Successful Recitations eBook

This eBook from the Gutenberg Project consists of approximately 540 pages of information about Successful Recitations.

In the morning I ventured cautiously out, and finding he was in our spare bedroom, I shut the door upon him.  I then sent for a large sack, and with the help of the tablecloth, and the boy who cleans our boots, we got him into it without any further personal damage.  I took him off in this way to the station, and confided him and the parrot to the guard of the early train.  As the train moved off, I heard a yell and a very improper expression from the guard.  I have reason to believe that the stork had freed himself from the wrapper, and had begun pecking again.

We have determined that, taking our chance about a place in my uncle’s will, we will never again have anything to do with any foreign birds, however much he may ask and desire it.
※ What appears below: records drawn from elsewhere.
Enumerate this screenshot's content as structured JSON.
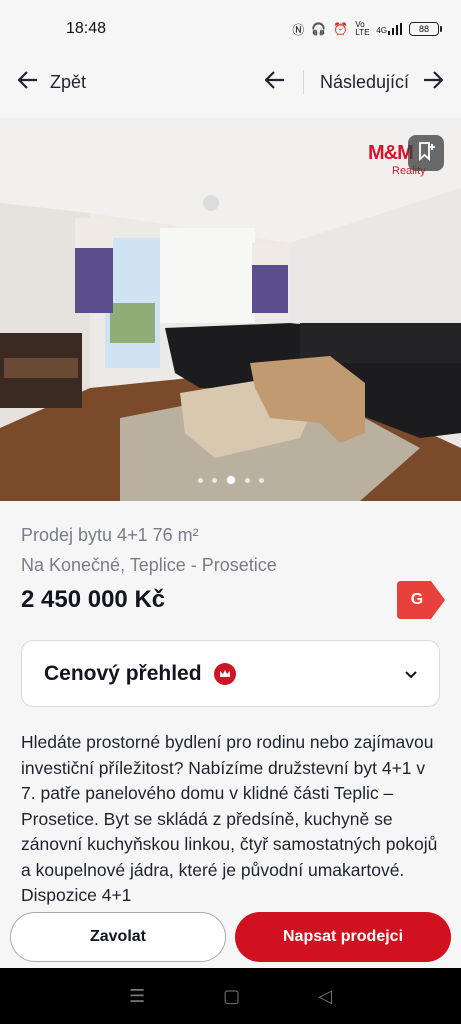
{
  "status_bar": {
    "time": "18:48",
    "network": "4G",
    "volte": "Vo LTE",
    "battery": "88"
  },
  "nav": {
    "back_label": "Zpět",
    "next_label": "Následující"
  },
  "gallery": {
    "logo_text": "M&M",
    "logo_sub": "Reality",
    "slide_count": 5,
    "active_slide": 3
  },
  "listing": {
    "title": "Prodej bytu 4+1 76 m²",
    "address": "Na Konečné, Teplice - Prosetice",
    "price": "2 450 000 Kč",
    "energy_class": "G",
    "energy_color": "#e8413c"
  },
  "price_overview": {
    "label": "Cenový přehled"
  },
  "description": "Hledáte prostorné bydlení pro rodinu nebo zajímavou investiční příležitost? Nabízíme družstevní byt 4+1 v 7. patře panelového domu v klidné části Teplic – Prosetice. Byt se skládá z předsíně, kuchyně se zánovní kuchyňskou linkou, čtyř samostatných pokojů a koupelnové jádra, které je původní umakartové. Dispozice 4+1",
  "actions": {
    "call_label": "Zavolat",
    "message_label": "Napsat prodejci"
  },
  "colors": {
    "brand_red": "#d0111f"
  }
}
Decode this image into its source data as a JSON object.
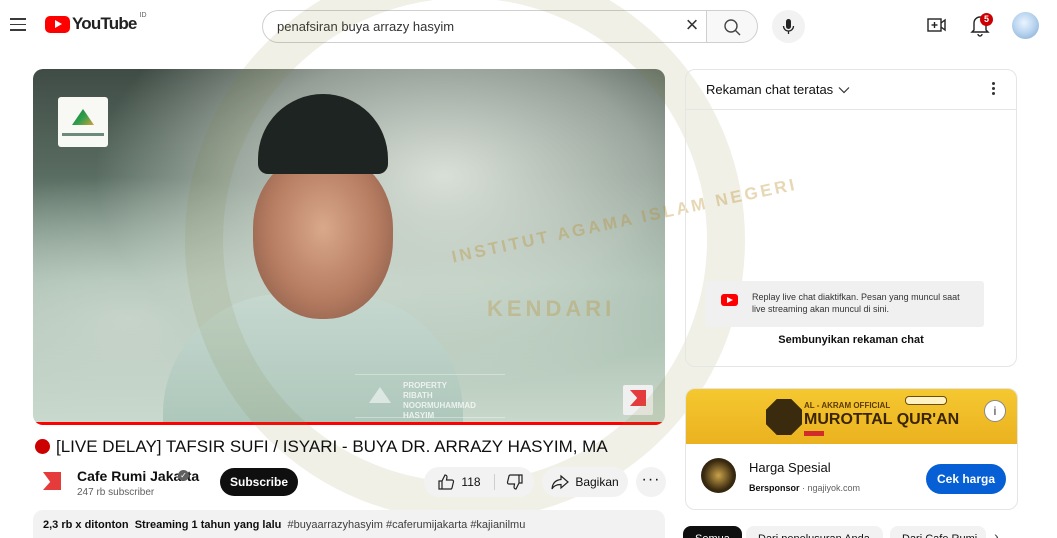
{
  "header": {
    "logo_text": "YouTube",
    "logo_country": "ID",
    "search_value": "penafsiran buya arrazy hasyim",
    "notification_count": "5"
  },
  "video": {
    "watermark_lines": [
      "PROPERTY",
      "RIBATH NOORMUHAMMAD",
      "HASYIM"
    ],
    "page_watermark_line1": "INSTITUT AGAMA ISLAM NEGERI",
    "page_watermark_line2": "KENDARI"
  },
  "meta": {
    "title": "[LIVE DELAY] TAFSIR SUFI / ISYARI - BUYA DR. ARRAZY HASYIM, MA",
    "channel_name": "Cafe Rumi Jakarta",
    "subscribers": "247 rb subscriber",
    "subscribe_label": "Subscribe",
    "like_count": "118",
    "share_label": "Bagikan",
    "views": "2,3 rb x ditonton",
    "streamed": "Streaming 1 tahun yang lalu",
    "hashtags": "#buyaarrazyhasyim #caferumijakarta #kajianilmu"
  },
  "chat": {
    "title": "Rekaman chat teratas",
    "replay_notice": "Replay live chat diaktifkan. Pesan yang muncul saat live streaming akan muncul di sini.",
    "hide_label": "Sembunyikan rekaman chat"
  },
  "ad": {
    "banner_line1": "AL - AKRAM OFFICIAL",
    "banner_line2": "MUROTTAL QUR'AN",
    "title": "Harga Spesial",
    "sponsor_label": "Bersponsor",
    "sponsor_domain": "ngajiyok.com",
    "cta": "Cek harga"
  },
  "chips": [
    "Semua",
    "Dari penelusuran Anda",
    "Dari Cafe Rumi"
  ],
  "colors": {
    "brand_red": "#ff0000",
    "cta_blue": "#065fd4",
    "live_red": "#cc0000"
  }
}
       I once knew a man who was musical mad—­
       A hundred years old was the fiddle he had;
       I never complained, but whenever he played
       I wished I had lived when that fiddle was made.



Swift, storm-scud, raced the morning sky,
As light along the road I fared;
Stern was the way, yet glad was I,
Though feet and breast and brow were bared;
For fancy, like a happy child,
Ran on before and turned and smiled.

The track grew fair with turf and tree,
The air was blithe with bird and flower. 
Boon nature’s gentlest wizardry
Was potent with the bounteous hour: 
A raptured languor o’er me crept;
I laid me down at noon and slept.

I woke, and there, as in a dream,
Which holds some boding fear of wrong,
By fog-bound fen and sluggard stream
I dragged my leaden steps along. 
My blood ran ice; I turned and spied
A shrouded figure at my side.

“And who art thou that pacest here?”
He answered like a hollow wind,
Not heard by any outer ear,
But in dim chambers of the mind. 
“I walk,” he said, “in ways of shame,
The comrade of thy wasted fame.”

A passion clamoured in my breast,
For mirthless laughter, and I laughed;
In mine the phantom’s cold hand pressed
A cup, and in self’s spite I quaffed. 
It clung like slime; ’twas black like ink: 
Death is less bitter than that drink.

“This chalice scarce can fail,” said he,
“Till thou and I shall fail from earth;’
And we will walk in company,
And waste the night with shameful mirth. 
I pledge thy fate; now pledge thou mine.” 
I pledged him in the bitter wine.

“Had’st thou not slept at noon,” he said,
“Thou should’st have walked in praise and fame. 
Now loathest thou thine heart and head,
And both thine eyes are blind with shame.” 
His voice was like a hollow wind
In dim death-chambers in the mind.

Project Gutenberg
Successful Recitations from Project Gutenberg. Public domain.